I continue in praise of Figures of Speech, by Arthur Quinn.
He describes the classic rhetorical figures, as Richard Lanham does, but with a light and engaging manner. And you can use these in contemporary fiction, as do some of the finest writers, like Marilynne Robinson and Cormac McCarthy.
I wrote last time about going over the copyedited version of The Goodbye House and discovering that the copyeditor saw both asyndeton and polysyndeton as grammatical errors to be corrected.
If polysyndeton is the addition of conjunctions, asyndeton is the opposite, leaving out conjunctions where they might normally occur. Arthur Quinn uses one of my favorites as an example, from The Gettysburg Address:
That government of the people, by the people, for the people, shall not perish from the earth.
By leaving out the conjunction, Lincoln avoided any sort of hierarchy within the three clauses and rhetorically supported the notion that all three are inter-dependent and equally important.
Quinn points out that asyndeton is used not only for a series of clauses but also for a series of nouns.
For from within, out of the heart of men, proceed evil thoughts, adulteries, fornications, murders, thefts, covetousness, wickedness, deceit, lasciviousness, an evil eye, blasphemy, pride, foolishness: All these evil things come from within, and defile the man.
Note how asyndeton makes this seem less like a simple laundry list of human failings and more like a jeremiad.
Asyndeton is used not only in classic texts but also in contemporary fiction.

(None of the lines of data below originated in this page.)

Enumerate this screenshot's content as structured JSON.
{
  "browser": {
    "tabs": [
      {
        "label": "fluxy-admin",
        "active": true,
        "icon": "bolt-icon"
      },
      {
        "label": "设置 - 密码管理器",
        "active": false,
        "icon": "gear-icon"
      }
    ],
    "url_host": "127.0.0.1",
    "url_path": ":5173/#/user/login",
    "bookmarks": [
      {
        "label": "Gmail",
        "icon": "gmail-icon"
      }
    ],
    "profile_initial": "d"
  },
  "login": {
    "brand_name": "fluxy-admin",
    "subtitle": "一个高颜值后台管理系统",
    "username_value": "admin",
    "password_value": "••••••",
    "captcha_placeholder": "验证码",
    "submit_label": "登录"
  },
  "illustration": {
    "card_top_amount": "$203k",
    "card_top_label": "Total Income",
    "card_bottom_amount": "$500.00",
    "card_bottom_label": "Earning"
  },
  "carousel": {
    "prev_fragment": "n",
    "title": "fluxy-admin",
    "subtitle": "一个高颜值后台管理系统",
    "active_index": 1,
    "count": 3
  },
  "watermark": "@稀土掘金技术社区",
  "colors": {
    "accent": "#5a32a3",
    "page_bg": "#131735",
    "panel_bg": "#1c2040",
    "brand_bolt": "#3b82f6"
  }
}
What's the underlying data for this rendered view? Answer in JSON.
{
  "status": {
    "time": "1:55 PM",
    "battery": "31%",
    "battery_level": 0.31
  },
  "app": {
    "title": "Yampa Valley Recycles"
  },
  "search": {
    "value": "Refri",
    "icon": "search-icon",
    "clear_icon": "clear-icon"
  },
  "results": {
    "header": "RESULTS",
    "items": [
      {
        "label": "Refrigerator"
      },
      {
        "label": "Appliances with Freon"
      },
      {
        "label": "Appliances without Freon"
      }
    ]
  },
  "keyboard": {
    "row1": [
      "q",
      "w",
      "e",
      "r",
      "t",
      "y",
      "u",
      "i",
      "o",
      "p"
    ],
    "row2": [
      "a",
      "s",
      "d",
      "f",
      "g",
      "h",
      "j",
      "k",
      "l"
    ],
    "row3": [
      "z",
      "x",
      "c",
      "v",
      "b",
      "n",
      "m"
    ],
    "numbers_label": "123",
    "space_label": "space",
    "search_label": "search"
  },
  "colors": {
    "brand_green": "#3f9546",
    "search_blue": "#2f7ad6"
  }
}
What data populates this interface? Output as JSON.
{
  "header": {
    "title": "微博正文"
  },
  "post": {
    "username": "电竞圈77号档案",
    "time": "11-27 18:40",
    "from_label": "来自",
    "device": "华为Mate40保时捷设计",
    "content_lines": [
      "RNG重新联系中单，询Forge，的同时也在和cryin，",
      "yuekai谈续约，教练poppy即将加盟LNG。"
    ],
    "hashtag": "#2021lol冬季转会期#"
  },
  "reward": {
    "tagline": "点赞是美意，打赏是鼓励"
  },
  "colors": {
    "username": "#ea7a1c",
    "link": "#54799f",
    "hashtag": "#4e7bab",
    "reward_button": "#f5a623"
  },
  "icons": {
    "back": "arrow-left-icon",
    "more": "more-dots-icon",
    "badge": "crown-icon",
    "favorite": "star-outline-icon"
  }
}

Consider this example:
He would live to look upon the western sea and he was equal to whatever might follow for he was complete at every hour. Whether his history should run concomitant with men and nations, whether it should cease.
I used asyndeton in The Goodbye House as well, when I didn’t want to have a sense of hierarchy between the items listed.
Here’s my version of a sentence:
He spent time at an outplacement firm, posting résumés to Monster, Career Builder, Hot Jobs, and also checking his investments.
My copyeditor wanted it changed into a more standard grammatical construction:
He spent time at an outplacement firm, posting résumés to Monster, Career Builder, and Hot Jobs, and also checking his investments.
In copyeditor’s version, the sentence seems to be a simple and exhaustive list. In my version, the websites mentioned seem more like a character’s desperate stabs at finding a job while seeing his bad stock picks spiral downward.
Here’s another sentence my copyeditor wanted changed:
Sales orders had been booked on products still in development, defective products were returned and the returns never recorded, phony invoices were created by sending orders between fax machines in the same office.
She changed it to this:
Sales orders had been booked on products still in development, defective products were returned and the returns never recorded, and phony invoices were created by sending orders between fax machines in the same office.
The “and” my copyeditor added gave the sense that things happened in a certain order. I wanted the frenzied sense that everything at this company was going wrong at once.
I have no doubt I’ll blog about other key figures described by Arthur Quinn in Figures of Speech. Anthimeria, Periprhasis, Repetitio, Epezeuxis, Pleonasm – one fascinating thing is how frequently the use of these figures contradicts the standard advice about prose fiction that is heard.